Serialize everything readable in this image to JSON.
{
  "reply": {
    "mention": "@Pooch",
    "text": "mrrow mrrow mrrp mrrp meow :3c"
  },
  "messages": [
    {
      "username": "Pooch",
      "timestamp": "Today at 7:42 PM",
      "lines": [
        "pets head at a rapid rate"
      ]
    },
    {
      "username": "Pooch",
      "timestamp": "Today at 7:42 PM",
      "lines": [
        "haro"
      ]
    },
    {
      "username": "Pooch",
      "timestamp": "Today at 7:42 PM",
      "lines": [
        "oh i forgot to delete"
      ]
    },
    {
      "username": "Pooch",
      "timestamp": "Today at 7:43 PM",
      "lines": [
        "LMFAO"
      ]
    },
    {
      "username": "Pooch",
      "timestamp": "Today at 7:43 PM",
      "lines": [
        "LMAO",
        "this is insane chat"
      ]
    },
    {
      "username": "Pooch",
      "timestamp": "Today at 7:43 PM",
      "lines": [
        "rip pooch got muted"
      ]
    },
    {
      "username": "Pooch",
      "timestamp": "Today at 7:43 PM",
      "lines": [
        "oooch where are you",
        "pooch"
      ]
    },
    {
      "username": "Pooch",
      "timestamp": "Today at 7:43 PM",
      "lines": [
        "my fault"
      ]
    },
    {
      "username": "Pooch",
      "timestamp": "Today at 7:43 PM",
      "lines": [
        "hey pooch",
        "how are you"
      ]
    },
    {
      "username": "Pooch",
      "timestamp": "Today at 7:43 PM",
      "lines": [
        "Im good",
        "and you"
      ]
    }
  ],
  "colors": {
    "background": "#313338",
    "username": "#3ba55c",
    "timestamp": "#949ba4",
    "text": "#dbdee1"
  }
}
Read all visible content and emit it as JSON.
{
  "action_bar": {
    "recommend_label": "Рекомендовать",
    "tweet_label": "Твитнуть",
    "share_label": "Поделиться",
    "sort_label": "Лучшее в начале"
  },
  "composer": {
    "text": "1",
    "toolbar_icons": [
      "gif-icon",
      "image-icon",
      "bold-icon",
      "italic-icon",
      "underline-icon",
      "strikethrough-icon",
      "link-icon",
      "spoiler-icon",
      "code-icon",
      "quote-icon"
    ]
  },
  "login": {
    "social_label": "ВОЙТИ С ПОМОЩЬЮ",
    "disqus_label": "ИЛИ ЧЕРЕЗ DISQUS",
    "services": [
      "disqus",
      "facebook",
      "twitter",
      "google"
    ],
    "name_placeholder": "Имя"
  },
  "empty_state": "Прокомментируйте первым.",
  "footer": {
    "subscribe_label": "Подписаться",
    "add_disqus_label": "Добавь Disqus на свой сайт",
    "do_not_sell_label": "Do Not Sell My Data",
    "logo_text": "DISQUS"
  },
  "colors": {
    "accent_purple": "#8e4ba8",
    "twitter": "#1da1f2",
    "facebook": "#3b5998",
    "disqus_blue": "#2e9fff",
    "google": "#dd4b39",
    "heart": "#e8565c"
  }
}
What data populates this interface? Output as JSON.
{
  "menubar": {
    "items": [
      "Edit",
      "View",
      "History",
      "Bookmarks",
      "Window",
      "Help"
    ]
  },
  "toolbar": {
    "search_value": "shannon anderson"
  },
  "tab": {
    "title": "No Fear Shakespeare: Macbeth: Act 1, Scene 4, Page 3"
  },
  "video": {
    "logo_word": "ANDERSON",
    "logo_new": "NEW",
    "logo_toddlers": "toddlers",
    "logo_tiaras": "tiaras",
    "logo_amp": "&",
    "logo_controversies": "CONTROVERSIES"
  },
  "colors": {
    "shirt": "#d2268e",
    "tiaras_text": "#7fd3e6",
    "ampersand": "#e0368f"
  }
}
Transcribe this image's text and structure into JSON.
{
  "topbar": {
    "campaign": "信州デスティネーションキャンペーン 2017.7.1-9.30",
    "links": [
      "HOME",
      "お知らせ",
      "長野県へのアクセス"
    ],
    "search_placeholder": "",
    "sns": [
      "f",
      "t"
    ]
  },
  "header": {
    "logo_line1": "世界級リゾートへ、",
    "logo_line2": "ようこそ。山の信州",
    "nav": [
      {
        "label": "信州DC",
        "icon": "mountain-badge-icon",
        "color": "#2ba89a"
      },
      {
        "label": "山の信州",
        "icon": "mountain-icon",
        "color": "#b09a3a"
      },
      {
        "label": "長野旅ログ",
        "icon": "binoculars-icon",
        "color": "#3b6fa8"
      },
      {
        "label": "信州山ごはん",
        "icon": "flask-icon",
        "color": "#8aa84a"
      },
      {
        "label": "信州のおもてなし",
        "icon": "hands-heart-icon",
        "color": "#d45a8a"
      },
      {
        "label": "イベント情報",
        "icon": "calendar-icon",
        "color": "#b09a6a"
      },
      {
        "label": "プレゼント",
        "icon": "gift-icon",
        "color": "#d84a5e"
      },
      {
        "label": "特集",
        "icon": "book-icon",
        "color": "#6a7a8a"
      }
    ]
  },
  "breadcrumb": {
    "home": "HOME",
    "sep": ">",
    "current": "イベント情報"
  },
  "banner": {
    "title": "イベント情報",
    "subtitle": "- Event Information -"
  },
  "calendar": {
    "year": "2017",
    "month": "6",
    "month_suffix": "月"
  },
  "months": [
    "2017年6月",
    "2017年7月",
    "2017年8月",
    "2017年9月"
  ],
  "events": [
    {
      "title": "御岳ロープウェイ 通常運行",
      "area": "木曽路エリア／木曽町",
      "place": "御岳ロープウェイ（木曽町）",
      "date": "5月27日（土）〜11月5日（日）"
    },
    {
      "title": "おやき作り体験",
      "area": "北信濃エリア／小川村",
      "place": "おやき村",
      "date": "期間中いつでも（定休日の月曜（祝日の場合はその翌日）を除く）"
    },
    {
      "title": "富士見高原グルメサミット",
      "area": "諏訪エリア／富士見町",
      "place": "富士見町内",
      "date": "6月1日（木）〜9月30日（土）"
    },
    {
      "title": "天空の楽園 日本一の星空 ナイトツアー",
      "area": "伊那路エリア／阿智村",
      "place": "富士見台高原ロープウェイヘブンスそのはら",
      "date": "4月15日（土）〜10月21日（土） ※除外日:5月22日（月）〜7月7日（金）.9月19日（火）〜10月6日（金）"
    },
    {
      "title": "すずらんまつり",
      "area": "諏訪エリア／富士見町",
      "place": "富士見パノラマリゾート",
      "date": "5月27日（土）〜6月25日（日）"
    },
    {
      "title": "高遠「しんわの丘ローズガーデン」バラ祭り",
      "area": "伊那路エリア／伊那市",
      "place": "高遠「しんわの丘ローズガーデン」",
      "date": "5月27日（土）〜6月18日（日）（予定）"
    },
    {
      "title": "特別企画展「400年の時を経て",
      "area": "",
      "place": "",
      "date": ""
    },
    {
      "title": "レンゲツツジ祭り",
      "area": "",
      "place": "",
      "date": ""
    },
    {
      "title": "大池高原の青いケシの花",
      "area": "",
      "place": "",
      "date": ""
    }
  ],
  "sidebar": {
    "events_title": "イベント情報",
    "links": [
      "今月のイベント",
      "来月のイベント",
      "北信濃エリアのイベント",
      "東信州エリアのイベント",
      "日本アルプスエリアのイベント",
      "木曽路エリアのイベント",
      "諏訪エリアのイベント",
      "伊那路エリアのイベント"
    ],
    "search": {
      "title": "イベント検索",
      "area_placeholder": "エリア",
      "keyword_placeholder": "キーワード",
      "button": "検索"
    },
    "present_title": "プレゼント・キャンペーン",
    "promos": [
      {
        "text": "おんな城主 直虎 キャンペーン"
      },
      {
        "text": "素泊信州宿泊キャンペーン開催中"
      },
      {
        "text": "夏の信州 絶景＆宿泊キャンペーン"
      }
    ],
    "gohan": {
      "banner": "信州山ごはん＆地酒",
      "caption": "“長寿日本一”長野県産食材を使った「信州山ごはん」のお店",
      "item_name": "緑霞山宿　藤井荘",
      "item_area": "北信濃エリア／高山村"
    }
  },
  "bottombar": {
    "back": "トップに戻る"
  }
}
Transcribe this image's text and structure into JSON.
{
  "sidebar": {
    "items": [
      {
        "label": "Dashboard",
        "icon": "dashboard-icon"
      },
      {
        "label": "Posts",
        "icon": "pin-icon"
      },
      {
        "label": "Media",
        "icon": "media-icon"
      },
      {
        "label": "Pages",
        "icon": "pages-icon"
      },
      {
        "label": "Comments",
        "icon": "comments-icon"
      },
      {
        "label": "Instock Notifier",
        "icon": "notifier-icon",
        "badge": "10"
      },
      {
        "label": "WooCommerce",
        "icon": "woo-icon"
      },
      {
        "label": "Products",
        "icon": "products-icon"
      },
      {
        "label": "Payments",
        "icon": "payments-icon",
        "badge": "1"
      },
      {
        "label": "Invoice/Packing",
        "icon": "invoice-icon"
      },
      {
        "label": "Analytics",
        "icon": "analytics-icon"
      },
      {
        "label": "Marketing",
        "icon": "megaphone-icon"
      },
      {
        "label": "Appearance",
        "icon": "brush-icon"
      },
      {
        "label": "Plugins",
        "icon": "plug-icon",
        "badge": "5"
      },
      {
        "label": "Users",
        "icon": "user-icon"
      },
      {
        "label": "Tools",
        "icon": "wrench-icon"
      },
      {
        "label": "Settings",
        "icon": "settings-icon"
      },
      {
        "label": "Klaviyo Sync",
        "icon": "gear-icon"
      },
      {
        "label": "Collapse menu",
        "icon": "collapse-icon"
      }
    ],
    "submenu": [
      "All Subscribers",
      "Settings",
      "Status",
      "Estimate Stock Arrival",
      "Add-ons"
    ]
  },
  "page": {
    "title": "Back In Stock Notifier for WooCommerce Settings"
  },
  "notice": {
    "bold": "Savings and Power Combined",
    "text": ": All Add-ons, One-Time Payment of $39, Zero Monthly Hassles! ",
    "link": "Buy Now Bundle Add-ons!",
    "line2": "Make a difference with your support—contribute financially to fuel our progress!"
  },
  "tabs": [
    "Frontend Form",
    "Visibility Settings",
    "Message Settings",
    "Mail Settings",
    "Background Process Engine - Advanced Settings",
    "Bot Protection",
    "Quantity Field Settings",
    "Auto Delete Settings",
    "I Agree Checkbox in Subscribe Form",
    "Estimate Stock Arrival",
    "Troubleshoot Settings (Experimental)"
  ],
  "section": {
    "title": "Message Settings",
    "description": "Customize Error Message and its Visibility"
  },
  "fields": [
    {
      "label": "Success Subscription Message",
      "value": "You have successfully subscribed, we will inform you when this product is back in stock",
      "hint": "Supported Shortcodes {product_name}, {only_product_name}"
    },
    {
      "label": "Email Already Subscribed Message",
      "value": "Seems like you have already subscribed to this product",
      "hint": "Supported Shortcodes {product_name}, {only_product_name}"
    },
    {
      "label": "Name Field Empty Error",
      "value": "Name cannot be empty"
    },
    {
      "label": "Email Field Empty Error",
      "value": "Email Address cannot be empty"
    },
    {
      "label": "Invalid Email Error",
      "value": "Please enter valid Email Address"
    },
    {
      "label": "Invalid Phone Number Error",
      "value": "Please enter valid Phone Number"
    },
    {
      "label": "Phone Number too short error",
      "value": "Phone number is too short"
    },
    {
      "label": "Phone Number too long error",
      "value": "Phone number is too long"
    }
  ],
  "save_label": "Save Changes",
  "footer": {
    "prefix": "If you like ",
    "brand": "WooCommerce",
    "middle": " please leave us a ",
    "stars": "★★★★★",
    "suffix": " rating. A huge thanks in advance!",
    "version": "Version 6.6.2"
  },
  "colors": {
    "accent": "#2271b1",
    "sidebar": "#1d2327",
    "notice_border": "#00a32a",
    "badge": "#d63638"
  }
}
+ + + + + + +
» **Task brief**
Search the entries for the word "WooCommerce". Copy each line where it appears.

» **Exercise response**
        "label": "WooCommerce",
    "title": "Back In Stock Notifier for WooCommerce Settings"
    "brand": "WooCommerce",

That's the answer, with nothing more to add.